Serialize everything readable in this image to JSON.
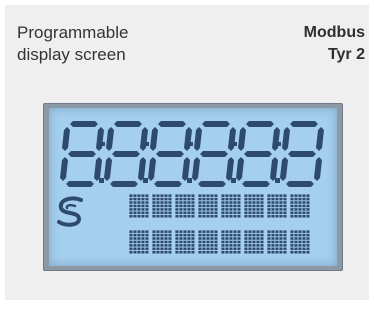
{
  "header": {
    "left_line1": "Programmable",
    "left_line2": "display screen",
    "right_line1": "Modbus",
    "right_line2": "Tyr 2"
  },
  "lcd": {
    "digits": [
      "8",
      "8",
      "8",
      "8",
      "8",
      "8"
    ],
    "segment_color": "#2e4a6e",
    "background_color": "#a5cfee",
    "logo_icon": "s-logo-icon",
    "matrix_rows": 2,
    "matrix_cells_per_row": 8
  }
}
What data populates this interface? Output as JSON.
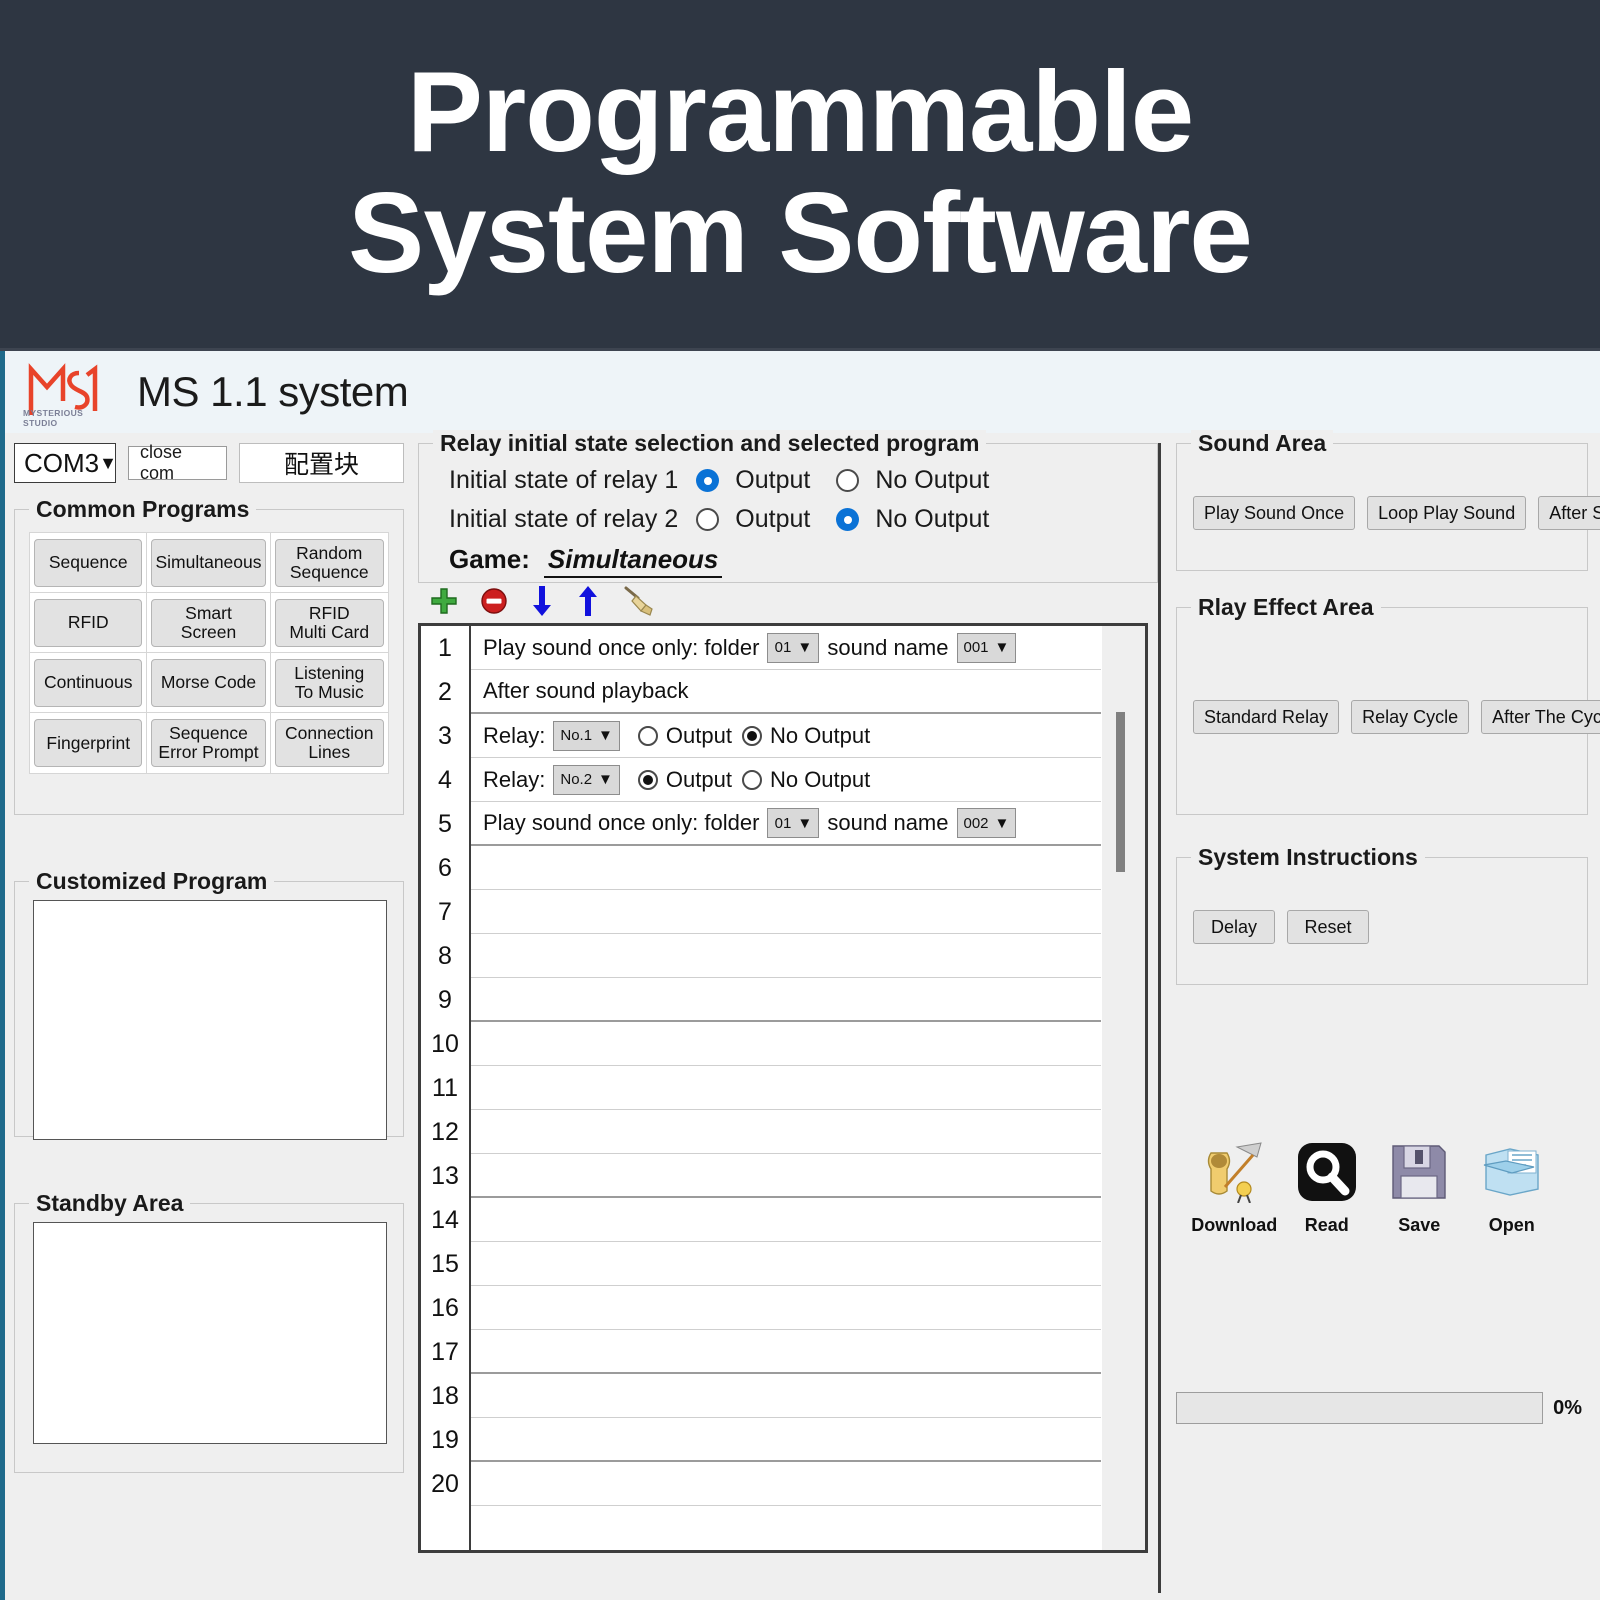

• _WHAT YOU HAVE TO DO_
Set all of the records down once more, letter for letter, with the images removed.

• _OUTPUT FOR THIS EXERCISE_
Serialize everything readable in this image to JSON.
{
  "header": {
    "left_line1": "Programmable",
    "left_line2": "display screen",
    "right_line1": "Modbus",
    "right_line2": "Tyr 2"
  },
  "lcd": {
    "digits": [
      "8",
      "8",
      "8",
      "8",
      "8",
      "8"
    ],
    "segment_color": "#2e4a6e",
    "background_color": "#a5cfee",
    "logo_icon": "s-logo-icon",
    "matrix_rows": 2,
    "matrix_cells_per_row": 8
  }
}
What data populates this interface? Output as JSON.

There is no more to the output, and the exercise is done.